It reminds me of the relationship I have with my younger sister Ann, the one closest to me in age.  (There are almost ten years between me and our youngest sibling, and a fifteen year old doesn’t set spending time with a five-year old as one of her priorities.)  So the tea parties I remember are the ones where Ann and I played at being civilized grown ups for as long as we could stand it, before taking off outside again to act like the little hooligans we really were.

My hair was dark and straight as a poker and I was always jealous of Ann’s Shirley Temple curls.  Mom dressed me in red while my sister got to wear beautiful blues and chocolate browns.  I would (of course) be the one in charge of the tea-pot and the slicing of the cake, because I was older and bigger and incredibly bossy. I’m not like that AT ALL anymore.  Just ask my sisters, and they had better agree with me.

One of these fine days I will get back into painting.  For awhile I rented a display space at a little store called “Rose Tree Cottage” and sold a lot of my stuff there.  I still have the records somewhere of all the things I painted, and they number in the hundreds.  When it became more like work and less like fun I just stopped doing it.  When I have all kinds of time on my hands and no job to go to I will set up a little ‘studio’ again and see what happens, and what magical memories are still stored away in my old and muddled up mind.
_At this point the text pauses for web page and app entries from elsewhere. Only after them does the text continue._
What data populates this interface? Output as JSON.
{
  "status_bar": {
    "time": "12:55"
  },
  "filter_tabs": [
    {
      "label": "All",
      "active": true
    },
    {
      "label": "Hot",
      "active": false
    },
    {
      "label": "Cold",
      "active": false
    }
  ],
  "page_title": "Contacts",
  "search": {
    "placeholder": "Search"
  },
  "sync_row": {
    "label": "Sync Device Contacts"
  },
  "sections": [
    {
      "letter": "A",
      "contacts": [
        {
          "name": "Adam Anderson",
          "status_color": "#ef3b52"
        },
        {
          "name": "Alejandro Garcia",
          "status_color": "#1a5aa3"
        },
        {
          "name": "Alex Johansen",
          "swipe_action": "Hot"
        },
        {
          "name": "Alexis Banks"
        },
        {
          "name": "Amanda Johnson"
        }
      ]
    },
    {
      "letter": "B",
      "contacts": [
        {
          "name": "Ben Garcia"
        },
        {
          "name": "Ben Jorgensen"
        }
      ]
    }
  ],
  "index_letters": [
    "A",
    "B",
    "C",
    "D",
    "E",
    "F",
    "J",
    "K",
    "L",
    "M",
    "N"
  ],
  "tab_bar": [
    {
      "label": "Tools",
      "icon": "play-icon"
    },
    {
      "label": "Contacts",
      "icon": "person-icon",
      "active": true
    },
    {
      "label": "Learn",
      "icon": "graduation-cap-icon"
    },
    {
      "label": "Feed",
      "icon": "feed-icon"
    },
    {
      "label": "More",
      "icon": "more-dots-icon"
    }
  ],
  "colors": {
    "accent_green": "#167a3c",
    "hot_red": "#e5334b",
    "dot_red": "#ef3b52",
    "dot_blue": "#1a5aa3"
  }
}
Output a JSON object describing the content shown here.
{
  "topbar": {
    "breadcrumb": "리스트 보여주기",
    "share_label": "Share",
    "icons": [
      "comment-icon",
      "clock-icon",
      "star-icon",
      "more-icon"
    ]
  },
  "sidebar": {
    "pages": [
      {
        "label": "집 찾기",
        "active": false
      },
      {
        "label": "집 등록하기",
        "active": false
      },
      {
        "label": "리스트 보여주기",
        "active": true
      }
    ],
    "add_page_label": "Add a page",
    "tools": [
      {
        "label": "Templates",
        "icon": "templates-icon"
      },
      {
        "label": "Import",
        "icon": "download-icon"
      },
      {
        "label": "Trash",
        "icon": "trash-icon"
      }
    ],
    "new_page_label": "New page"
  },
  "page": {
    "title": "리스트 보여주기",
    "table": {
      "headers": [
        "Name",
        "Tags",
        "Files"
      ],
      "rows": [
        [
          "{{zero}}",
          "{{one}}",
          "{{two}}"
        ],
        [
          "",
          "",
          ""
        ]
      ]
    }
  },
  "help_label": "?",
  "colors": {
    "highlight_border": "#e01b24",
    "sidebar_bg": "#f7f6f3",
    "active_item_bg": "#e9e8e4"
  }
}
There are all kinds of flaws in this tea party painting.  I could point them out to you if you haven’t already noticed them, but sometimes I think it’s the imperfections in things that make them good.  And dear.  And worth hanging on to for seventeen years.